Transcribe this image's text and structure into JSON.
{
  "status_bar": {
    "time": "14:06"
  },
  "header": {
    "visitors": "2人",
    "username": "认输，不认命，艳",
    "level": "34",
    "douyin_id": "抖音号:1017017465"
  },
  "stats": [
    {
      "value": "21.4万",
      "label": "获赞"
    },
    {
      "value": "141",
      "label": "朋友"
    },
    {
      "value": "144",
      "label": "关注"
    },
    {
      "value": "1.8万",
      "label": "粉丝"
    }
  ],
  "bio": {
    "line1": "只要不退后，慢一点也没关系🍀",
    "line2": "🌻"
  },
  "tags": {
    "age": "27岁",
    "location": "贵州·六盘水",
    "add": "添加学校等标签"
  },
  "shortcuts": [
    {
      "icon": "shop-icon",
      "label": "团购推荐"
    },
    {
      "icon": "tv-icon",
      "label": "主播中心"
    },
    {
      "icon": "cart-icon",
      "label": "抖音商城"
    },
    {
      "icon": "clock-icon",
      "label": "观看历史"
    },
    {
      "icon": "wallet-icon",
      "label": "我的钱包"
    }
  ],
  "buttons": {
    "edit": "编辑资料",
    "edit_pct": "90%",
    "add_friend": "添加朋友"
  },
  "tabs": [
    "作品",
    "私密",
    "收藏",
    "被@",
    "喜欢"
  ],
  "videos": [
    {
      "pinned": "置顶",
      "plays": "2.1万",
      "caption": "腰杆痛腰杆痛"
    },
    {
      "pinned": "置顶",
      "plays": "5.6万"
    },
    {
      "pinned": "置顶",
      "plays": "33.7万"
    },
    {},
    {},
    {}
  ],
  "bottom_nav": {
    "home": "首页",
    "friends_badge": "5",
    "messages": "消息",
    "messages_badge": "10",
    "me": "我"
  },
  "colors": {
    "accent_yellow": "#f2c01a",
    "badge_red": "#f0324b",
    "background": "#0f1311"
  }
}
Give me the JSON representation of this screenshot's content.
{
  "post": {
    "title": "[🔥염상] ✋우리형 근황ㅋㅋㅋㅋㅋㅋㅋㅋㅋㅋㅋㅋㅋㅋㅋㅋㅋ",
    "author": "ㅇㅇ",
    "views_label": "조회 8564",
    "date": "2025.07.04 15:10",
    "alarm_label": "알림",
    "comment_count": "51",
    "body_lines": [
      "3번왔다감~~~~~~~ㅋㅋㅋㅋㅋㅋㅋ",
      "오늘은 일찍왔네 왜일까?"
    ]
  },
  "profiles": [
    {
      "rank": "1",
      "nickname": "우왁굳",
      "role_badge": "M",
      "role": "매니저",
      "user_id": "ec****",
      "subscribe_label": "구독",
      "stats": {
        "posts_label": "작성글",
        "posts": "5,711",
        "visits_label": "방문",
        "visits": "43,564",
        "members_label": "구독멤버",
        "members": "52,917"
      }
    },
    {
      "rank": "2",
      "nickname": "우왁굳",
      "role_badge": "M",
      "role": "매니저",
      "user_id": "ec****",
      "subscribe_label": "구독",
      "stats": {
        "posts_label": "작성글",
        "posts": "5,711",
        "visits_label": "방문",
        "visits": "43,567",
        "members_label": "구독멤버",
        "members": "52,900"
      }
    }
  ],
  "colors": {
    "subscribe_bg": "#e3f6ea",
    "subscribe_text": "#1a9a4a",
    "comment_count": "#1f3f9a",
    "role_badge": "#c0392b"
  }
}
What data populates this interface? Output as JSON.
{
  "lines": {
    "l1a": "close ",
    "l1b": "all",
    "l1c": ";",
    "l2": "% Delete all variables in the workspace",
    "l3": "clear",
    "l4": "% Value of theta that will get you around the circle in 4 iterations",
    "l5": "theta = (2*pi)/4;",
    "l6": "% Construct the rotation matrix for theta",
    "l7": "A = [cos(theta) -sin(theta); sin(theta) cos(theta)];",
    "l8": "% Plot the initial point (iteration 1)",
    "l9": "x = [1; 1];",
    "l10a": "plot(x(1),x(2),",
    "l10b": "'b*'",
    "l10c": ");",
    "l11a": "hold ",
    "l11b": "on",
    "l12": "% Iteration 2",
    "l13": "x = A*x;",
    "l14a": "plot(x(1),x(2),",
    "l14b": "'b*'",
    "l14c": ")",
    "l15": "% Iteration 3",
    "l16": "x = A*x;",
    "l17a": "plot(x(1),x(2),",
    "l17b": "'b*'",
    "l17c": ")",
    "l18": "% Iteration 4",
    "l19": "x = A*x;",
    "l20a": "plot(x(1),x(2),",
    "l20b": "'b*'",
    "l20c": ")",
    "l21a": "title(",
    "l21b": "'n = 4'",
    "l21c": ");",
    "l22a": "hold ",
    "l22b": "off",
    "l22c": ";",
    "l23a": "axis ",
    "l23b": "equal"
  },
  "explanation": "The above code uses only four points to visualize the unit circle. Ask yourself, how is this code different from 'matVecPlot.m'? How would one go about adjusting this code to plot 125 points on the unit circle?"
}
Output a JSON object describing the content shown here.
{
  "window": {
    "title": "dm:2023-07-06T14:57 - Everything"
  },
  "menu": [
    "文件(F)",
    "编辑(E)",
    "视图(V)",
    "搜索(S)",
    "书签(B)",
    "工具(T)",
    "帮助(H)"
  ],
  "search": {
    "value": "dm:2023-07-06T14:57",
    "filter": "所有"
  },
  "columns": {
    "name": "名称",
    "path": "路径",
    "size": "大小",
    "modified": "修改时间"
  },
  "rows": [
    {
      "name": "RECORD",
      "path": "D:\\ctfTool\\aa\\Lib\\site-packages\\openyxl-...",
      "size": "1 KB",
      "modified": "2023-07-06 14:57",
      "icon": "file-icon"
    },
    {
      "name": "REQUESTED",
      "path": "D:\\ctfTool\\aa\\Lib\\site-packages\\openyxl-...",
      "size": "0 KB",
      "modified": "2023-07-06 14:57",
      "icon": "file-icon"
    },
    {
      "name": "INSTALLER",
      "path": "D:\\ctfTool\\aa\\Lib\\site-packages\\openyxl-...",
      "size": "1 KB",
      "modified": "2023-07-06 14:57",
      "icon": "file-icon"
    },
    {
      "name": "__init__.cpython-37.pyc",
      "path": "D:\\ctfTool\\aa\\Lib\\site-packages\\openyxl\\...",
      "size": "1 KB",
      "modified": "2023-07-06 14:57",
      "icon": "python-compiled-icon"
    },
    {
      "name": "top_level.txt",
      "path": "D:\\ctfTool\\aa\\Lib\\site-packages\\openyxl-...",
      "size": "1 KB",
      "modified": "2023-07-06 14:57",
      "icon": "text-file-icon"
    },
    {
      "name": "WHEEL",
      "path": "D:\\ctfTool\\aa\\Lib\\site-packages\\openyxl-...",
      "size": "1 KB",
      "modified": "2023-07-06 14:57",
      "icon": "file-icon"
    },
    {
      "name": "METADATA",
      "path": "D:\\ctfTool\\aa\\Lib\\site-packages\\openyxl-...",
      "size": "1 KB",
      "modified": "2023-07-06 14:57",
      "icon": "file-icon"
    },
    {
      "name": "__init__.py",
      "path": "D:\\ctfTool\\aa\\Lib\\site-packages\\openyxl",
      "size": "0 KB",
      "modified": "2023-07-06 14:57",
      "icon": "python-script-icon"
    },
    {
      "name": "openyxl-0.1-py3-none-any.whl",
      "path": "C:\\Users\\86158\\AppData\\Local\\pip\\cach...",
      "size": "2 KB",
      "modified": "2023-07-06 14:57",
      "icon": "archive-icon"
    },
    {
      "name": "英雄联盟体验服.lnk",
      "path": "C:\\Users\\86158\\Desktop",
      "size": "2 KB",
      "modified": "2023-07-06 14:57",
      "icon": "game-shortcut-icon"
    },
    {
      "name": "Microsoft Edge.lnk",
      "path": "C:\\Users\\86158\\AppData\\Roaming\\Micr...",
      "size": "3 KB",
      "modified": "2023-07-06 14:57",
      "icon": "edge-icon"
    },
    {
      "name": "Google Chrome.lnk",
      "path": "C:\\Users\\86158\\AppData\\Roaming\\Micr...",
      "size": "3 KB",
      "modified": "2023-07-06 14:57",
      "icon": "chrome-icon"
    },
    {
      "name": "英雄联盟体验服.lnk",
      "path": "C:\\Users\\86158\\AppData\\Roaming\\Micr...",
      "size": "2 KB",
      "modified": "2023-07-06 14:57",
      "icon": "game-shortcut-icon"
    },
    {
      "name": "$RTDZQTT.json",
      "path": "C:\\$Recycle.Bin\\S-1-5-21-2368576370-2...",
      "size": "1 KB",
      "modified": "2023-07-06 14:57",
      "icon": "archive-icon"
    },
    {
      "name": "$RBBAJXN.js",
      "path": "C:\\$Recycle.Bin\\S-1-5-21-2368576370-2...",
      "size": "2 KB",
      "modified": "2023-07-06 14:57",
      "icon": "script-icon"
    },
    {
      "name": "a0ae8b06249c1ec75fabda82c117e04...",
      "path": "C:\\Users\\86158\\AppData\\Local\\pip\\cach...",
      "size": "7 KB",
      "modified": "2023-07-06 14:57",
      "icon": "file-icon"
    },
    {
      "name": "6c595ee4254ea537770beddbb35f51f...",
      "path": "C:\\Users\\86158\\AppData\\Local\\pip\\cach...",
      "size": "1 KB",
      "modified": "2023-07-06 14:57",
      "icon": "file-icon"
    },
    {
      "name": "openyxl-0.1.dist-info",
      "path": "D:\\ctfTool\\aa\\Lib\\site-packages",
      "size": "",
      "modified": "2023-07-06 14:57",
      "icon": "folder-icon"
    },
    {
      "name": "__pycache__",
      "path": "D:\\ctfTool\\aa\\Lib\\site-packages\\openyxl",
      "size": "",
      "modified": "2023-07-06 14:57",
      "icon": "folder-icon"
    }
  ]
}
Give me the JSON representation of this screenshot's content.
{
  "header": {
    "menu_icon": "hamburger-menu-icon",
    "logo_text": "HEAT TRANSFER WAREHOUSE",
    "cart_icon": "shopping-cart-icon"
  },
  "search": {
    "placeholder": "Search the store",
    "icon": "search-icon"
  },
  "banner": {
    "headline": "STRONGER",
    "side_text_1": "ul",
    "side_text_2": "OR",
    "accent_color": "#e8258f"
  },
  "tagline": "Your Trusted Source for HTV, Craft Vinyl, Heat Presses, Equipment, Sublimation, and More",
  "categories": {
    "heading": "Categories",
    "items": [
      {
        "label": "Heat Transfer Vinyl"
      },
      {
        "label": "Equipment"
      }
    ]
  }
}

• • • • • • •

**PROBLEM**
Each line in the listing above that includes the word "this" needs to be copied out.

**WRITTEN SOLUTION**
Transcribe this image's text and structure into JSON.
Give me the JSON representation of this screenshot's content.
What data populates this interface? Output as JSON.
  "explanation": "The above code uses only four points to visualize the unit circle. Ask yourself, how is this code different from 'matVecPlot.m'? How would one go about adjusting this code to plot 125 points on the unit circle?"
Give me the JSON representation of this screenshot's content.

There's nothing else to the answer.